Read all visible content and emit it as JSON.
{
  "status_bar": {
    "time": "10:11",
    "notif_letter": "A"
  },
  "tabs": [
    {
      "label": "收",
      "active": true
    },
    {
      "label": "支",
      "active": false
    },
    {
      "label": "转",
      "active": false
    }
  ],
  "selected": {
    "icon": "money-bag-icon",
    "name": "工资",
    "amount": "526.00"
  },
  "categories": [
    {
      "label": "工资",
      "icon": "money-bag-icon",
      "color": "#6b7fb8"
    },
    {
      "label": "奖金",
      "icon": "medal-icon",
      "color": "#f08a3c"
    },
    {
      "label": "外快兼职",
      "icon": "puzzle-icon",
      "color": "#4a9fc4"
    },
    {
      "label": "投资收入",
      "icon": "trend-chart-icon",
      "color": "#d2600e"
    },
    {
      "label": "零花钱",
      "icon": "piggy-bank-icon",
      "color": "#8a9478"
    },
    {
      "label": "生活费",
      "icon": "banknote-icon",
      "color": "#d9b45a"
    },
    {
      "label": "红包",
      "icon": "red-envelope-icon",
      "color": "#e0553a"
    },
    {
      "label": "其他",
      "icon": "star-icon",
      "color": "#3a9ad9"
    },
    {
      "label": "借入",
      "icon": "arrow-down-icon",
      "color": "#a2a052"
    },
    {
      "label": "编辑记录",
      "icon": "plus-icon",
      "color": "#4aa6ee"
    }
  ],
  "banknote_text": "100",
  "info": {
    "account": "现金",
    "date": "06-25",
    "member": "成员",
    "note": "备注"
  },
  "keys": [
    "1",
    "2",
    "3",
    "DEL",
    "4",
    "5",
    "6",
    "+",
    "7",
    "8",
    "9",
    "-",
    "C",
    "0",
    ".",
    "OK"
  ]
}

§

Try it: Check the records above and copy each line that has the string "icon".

Answer space:
    "icon": "money-bag-icon",
      "icon": "money-bag-icon",
      "icon": "medal-icon",
      "icon": "puzzle-icon",
      "icon": "trend-chart-icon",
      "icon": "piggy-bank-icon",
      "icon": "banknote-icon",
      "icon": "red-envelope-icon",
      "icon": "star-icon",
      "icon": "arrow-down-icon",
      "icon": "plus-icon",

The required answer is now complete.